Although gold often gains during extreme events, the start of the first US Federal shutdown in seventeen years last week failed to lift the gold price. Investors appear to be looking through the storm and are focused on assets that will benefit from the continuation of the global growth recovery…
ETF Securities Research
Copper and silver, two metals with wide industrial applications, were the primary beneficiaries of investor interest. Toward the end of last week there were tentative signs of increasing market impatience with the lack of progress. The cavalier attitude being taken by politicians about fiscal matters is leading to growing doubts about the ability of US politicians to come to a compromise that will avoid a sovereign default. With the debt limit likely to be breached around 17th October (unless extended), markets are likely to remain volatile and short term news driven over the next few weeks. In the meantime, some investors are taking the opportunity to increase positions in beaten down cyclicals. But if progress on debt negotiations maintains the current stalemate much longer, gold is likely to move back into the spotlight.
ETFS Copper (COPA) saw US$48.6mn of inflows as the global manufacturing environment continues to improve. Inflows into COPA hit the highest level since June. ETFS Aluminium (ALUM) also attracted US$7.4mn of inflows, the highest since August. The US ISM manufacturing index rose more than expected, to a two-year high. While Chinese and European PMIs were slightly below expectations, they continue to show expansion in the manufacturing sector. With central banks across the globe maintaining the status quo, the outlook for industrial metals (and copper being the key bellwether for the sector) is positive barring any fiscal accident in the US.
Long silver ETPs see US$45.1mn of inflows as the metal’s hybrid status generates interest in uncertain times. Silver ETPs have seen four-consecutive weeks of positive inflows. With the global economy staging a cyclical recovery, demand for silver in manufacturing is likely to continue to rise. At the same time its close correlation with gold provides investors a hedge against worst case scenarios. Because of its dual status, silver uniquely allows investors to play two apparently disparate scenarios – default or cyclical recovery.

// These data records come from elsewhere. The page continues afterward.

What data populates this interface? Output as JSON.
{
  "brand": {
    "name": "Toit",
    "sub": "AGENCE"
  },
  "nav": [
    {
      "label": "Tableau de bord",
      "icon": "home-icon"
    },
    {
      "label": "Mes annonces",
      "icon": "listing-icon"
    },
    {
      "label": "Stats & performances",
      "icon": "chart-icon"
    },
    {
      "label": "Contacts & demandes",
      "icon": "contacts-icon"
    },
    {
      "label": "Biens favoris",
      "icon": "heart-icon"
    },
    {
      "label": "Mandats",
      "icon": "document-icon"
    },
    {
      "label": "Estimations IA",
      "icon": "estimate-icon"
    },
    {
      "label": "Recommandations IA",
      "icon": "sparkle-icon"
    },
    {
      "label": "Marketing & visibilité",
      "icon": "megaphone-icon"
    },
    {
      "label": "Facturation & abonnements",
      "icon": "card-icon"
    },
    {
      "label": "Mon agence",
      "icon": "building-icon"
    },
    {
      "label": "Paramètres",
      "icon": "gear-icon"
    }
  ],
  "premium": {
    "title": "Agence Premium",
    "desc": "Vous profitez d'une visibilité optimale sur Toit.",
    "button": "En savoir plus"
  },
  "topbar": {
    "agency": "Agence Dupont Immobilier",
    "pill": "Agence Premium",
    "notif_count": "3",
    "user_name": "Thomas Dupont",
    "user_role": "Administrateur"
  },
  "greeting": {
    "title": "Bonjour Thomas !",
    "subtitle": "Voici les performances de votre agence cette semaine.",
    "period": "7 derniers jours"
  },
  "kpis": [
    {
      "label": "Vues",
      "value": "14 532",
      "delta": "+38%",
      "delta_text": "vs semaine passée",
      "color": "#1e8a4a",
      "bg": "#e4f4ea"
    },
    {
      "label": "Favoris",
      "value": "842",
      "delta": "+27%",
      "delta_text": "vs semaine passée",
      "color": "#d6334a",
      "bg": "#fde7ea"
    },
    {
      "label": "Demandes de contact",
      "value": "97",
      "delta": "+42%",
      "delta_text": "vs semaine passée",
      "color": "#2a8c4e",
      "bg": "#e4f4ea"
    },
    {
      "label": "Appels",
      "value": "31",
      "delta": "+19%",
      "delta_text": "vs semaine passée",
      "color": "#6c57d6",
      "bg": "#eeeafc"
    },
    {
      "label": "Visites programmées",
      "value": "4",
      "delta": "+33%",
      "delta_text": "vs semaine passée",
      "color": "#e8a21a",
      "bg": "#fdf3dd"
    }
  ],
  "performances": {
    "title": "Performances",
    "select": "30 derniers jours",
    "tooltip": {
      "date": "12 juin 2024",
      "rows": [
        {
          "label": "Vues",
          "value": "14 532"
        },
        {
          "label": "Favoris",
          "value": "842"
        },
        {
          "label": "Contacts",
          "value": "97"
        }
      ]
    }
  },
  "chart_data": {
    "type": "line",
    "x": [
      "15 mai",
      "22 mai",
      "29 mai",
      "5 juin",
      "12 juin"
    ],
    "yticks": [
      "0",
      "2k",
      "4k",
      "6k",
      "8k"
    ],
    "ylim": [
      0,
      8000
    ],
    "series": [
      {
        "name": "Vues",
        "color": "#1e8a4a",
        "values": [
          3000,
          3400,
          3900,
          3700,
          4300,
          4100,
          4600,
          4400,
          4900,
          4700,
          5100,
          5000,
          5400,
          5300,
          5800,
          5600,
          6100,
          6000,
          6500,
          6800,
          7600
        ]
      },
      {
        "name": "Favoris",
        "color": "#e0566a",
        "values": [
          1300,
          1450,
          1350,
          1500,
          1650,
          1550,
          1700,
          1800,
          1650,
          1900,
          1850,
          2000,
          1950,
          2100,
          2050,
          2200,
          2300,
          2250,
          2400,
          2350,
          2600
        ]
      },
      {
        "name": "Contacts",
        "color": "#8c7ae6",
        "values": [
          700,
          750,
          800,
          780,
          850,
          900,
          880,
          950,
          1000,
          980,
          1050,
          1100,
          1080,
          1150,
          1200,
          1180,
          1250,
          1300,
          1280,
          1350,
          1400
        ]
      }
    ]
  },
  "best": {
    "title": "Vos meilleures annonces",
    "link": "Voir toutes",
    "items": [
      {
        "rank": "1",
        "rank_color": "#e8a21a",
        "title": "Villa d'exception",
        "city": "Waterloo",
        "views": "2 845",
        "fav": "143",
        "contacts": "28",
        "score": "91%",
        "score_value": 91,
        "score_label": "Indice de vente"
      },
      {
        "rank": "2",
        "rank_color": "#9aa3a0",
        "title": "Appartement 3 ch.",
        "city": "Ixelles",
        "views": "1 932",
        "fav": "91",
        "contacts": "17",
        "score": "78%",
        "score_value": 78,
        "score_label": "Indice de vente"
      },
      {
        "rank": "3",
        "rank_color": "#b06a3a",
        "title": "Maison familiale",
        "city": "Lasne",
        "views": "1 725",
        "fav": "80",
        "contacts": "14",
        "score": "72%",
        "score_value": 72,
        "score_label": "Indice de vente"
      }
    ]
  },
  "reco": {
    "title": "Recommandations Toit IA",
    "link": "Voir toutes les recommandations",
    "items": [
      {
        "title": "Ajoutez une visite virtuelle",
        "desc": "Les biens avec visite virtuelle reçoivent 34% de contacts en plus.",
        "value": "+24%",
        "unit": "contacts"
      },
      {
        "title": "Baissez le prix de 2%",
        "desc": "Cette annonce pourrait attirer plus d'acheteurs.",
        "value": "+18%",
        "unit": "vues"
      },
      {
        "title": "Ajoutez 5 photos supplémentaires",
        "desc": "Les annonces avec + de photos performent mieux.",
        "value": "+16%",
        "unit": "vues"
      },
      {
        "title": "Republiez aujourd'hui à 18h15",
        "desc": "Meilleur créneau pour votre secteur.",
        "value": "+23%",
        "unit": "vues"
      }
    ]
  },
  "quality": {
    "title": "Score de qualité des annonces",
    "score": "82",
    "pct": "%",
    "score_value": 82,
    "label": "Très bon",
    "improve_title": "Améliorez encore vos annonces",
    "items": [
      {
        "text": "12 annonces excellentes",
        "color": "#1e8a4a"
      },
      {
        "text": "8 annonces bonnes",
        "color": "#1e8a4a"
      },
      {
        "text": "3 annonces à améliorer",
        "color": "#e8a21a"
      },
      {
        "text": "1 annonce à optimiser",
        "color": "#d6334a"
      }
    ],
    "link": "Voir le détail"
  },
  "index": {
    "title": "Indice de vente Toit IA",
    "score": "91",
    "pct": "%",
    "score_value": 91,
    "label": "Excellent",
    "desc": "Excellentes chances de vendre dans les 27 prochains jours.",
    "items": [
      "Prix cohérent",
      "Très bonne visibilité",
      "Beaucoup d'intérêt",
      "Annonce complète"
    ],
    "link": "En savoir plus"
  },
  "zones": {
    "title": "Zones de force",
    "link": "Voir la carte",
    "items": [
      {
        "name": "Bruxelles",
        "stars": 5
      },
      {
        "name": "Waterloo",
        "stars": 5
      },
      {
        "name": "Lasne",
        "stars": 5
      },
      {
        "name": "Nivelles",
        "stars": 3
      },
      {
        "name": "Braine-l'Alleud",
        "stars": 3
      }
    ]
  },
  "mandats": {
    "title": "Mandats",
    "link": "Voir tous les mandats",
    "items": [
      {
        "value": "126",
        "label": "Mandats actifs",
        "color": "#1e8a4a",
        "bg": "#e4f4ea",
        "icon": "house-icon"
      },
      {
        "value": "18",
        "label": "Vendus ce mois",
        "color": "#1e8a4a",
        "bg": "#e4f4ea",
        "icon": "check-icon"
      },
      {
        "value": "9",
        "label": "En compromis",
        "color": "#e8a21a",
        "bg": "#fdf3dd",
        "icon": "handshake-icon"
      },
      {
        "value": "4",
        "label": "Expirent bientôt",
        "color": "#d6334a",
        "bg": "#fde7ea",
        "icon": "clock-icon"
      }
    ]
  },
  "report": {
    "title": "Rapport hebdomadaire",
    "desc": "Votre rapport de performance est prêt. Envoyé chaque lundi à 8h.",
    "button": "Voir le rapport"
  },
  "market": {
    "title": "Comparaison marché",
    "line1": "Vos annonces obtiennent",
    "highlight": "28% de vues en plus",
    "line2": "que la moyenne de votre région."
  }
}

Flows into long natural gas ETPs rose US$7.0mn, the highest since August. As fall weather provides cooler temperatures in the US, investors positioned themselves for higher seasonal demand for gas. After prices fell from a mid-week high of US$3.61/MMBbtu to US$3.50/MMBbtu by the end of the week, investors saw a buying opportunity and are likely to continue to accumulate on price dips. With 3.5% less natural gas rigs in operation last week compared to the prior week, supply conditions are also firming up.
Investors redeem platinum and palladium despite positive auto sector news and on-going miner strikes. ETFS Physical Platinum (PHPT) and ETFS Physical Palladium (PHPD) saw US$7mn and US$3.5mn of outflows respectively. Prices of the metals had also slipped 3.6% and 2.5% respectively. That comes despite a 17% rise in Japanese auto sales (to a 14- month high) and a 12.1% rise in UK car sales (to a five-year high). US car sales also remained brisk, despite the timing of Labor Day, distorting the monthly statistsics. Autocatalyts are the primary source of demand for the platinum group metals. The strike that started two weeks ago was still on-going last week at Amplats. Amplats have been losing 3,100 ounces of production a day since the beginning of the strike.
Key events to watch this week. Investors still remain in the dark as to when key US government compiled statistics, including the non-farm payrolls data that were due last week, will eventually be released. Focus will remain on developments (or lack of them) in the US budget debate. The Federal Reserve will also release its minutes from its last meeting when it surprised the market by not tapering. The Bank of England’s policy meeting will be closely observed after Carney indicated the lack of need for further QE